[Items from an interface collection]
————

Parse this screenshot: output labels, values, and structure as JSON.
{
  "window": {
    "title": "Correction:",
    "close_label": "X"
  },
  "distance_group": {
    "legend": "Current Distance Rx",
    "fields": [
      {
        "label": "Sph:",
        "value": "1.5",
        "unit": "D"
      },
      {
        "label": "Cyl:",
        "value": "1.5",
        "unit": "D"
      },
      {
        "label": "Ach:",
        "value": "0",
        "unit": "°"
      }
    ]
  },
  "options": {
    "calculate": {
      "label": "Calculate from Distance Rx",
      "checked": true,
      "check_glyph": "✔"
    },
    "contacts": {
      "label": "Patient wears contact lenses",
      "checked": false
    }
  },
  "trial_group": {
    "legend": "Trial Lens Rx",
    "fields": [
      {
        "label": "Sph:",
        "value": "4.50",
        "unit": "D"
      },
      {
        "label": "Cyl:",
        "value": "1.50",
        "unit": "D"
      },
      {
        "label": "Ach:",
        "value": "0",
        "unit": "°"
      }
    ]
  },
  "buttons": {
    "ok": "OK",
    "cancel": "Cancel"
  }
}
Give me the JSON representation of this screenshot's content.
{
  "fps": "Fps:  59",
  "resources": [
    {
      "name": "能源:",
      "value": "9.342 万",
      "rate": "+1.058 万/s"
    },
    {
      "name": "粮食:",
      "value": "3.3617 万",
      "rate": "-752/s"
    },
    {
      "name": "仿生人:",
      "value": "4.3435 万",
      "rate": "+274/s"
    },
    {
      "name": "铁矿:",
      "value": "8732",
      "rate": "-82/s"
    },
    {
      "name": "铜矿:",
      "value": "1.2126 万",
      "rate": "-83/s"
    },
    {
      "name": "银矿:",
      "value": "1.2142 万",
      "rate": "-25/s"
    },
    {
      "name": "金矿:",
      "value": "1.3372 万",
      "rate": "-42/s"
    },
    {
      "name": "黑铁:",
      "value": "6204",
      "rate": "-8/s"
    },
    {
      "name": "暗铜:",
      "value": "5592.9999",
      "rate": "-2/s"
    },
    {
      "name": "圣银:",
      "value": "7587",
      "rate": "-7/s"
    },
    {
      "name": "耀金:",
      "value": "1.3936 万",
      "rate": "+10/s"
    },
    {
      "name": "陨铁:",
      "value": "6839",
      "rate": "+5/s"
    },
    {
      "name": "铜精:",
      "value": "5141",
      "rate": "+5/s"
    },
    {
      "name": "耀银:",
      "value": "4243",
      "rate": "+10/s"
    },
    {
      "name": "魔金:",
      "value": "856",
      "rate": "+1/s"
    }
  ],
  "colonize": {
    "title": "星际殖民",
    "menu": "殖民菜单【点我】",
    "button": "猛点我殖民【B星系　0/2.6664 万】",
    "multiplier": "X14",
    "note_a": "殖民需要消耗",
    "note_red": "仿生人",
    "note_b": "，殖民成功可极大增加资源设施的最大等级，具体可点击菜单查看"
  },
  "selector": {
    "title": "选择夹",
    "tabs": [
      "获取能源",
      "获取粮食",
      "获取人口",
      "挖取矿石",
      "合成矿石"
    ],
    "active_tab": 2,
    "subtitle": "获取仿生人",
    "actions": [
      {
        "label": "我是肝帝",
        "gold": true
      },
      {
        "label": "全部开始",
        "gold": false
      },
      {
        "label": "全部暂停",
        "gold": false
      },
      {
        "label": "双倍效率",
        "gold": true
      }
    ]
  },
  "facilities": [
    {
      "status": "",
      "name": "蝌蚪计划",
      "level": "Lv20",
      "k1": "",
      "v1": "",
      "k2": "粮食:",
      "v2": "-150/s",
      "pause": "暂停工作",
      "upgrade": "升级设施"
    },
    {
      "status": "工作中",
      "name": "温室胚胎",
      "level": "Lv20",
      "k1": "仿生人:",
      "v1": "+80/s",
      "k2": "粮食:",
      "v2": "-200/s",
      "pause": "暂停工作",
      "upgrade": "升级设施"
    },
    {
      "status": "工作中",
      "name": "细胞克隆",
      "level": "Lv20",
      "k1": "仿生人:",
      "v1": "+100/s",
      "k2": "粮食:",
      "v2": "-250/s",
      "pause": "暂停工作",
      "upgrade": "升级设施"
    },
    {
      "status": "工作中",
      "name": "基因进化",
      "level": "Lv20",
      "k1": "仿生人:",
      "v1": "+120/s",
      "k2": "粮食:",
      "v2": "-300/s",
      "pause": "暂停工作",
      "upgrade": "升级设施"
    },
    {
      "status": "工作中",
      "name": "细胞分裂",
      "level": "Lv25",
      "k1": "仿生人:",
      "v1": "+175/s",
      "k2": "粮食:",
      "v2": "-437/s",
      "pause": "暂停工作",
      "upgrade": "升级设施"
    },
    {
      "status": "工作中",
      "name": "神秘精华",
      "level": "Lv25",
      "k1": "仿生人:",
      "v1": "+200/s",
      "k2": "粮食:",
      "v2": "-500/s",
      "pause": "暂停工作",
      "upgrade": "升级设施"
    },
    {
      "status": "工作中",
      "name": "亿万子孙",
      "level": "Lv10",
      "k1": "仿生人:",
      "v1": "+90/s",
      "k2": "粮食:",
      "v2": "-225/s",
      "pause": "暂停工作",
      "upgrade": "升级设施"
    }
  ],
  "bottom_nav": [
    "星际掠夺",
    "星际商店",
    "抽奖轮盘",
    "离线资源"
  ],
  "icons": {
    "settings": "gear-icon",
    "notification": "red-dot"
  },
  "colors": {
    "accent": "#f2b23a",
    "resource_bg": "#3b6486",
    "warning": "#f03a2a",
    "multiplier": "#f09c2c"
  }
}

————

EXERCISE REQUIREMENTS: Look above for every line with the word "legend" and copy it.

OUTPUT FOR THIS EXERCISE:
    "legend": "Current Distance Rx",
    "legend": "Trial Lens Rx",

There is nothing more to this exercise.